By exposing both McFaul’s true “credentials” and intentions, as well as who he really works for and why, and by systematically boycotting and replacing the consumerist troughs that fuel this corporate-financier oligarchy we can rectify this obvious and ever-expanding divergence between what is best for America and what is pursued by the oligarchs that presume dominion over us.”

Russia and a growing number of other nations are openly exposing and holding accountable agents of sedition operating in their country, sent and funded by US tax payers’ money. It is time for the other shoe to drop, and for the people of the West to hold their governments accountable. As targeted nations begin exposing and jailing members of this global conspiracy, likewise the West must begin exposing the disingenuous peddlers of this agenda – namely the board of directors and trustees organizing these ploys and dolling out the funds used in this global destabilization, and hold them duly accountable for using tax payers’ money to fund political chaos abroad while economic and social decay consume Americans and Europeans at home.

VIDEO: “Svi na barikade”

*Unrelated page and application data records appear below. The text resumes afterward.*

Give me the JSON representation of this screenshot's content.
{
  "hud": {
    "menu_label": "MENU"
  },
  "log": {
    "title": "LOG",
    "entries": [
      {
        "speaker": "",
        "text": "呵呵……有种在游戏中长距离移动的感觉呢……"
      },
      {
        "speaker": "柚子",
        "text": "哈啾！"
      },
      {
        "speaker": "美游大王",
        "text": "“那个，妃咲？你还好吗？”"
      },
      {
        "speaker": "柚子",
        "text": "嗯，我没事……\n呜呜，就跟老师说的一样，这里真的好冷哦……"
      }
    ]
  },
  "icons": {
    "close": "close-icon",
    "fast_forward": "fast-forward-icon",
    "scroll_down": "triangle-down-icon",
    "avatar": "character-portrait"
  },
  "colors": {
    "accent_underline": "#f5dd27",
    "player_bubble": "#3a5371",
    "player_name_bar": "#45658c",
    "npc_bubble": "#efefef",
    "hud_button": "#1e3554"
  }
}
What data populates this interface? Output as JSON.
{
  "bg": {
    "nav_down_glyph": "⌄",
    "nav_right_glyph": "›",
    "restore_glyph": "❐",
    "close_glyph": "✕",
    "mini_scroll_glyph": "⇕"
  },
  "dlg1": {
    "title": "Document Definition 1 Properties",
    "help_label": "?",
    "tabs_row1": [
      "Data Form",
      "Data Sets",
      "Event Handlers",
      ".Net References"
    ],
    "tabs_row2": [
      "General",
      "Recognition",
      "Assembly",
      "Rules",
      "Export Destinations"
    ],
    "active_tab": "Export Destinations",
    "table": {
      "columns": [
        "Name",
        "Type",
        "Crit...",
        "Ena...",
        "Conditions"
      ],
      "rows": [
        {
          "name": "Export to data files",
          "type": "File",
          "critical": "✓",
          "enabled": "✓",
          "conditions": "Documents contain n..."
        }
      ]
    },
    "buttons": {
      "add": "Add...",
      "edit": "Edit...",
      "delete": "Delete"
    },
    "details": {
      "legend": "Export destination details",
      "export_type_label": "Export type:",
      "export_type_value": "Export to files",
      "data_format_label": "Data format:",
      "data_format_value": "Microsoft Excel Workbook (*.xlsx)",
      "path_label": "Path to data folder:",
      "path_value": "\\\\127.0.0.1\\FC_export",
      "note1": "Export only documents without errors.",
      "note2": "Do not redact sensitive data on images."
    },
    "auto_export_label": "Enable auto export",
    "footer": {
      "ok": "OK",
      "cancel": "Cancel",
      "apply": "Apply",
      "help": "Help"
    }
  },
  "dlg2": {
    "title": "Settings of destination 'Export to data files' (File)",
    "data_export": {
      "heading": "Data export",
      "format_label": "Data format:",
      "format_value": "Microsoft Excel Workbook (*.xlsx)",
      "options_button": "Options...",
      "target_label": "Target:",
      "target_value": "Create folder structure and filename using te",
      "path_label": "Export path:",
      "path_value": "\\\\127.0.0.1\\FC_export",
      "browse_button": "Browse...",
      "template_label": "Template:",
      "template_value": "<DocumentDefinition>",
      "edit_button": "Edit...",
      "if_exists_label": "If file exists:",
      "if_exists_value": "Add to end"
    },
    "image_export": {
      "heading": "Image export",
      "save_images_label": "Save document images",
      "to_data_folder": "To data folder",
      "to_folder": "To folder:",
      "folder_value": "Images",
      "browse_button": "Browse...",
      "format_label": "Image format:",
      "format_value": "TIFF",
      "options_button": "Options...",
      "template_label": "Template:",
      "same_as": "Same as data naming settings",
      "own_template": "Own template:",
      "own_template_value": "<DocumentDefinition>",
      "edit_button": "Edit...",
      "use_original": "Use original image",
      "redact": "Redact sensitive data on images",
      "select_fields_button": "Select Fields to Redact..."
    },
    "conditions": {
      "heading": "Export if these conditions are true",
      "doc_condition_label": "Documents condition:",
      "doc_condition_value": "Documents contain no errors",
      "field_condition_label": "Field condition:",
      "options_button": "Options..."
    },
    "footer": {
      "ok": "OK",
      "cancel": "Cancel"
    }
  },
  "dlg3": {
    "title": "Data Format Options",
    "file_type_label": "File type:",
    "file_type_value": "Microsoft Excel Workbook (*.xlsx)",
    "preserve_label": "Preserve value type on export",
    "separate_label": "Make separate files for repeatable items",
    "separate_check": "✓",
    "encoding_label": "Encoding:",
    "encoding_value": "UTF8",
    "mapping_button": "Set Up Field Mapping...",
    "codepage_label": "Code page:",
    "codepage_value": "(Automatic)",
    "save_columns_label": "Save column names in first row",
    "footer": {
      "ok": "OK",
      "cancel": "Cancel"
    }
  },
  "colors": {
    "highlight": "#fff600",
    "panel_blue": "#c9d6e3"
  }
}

December 6th, 2011 by Global Research

Косовска Митровица – Документарни филм „Сви на барикаде“, говори о родољубима из Београда и других места у Србији, као и из дијаспоре, који су 26. и 27. новембра отишли да пруже подршку браниоцима Србије на барикадама на северу Косова и Метохије.

Филм, чији су аутори Џон Боснић и Бранислав Паић, садржи снимке стања на барикадама, као и изјаве многобројних учесника овог подухвата, који су пренели своје утиске са првих линија одбране Србије на Косову и Метохији.

Филм „Сви на барикаде“: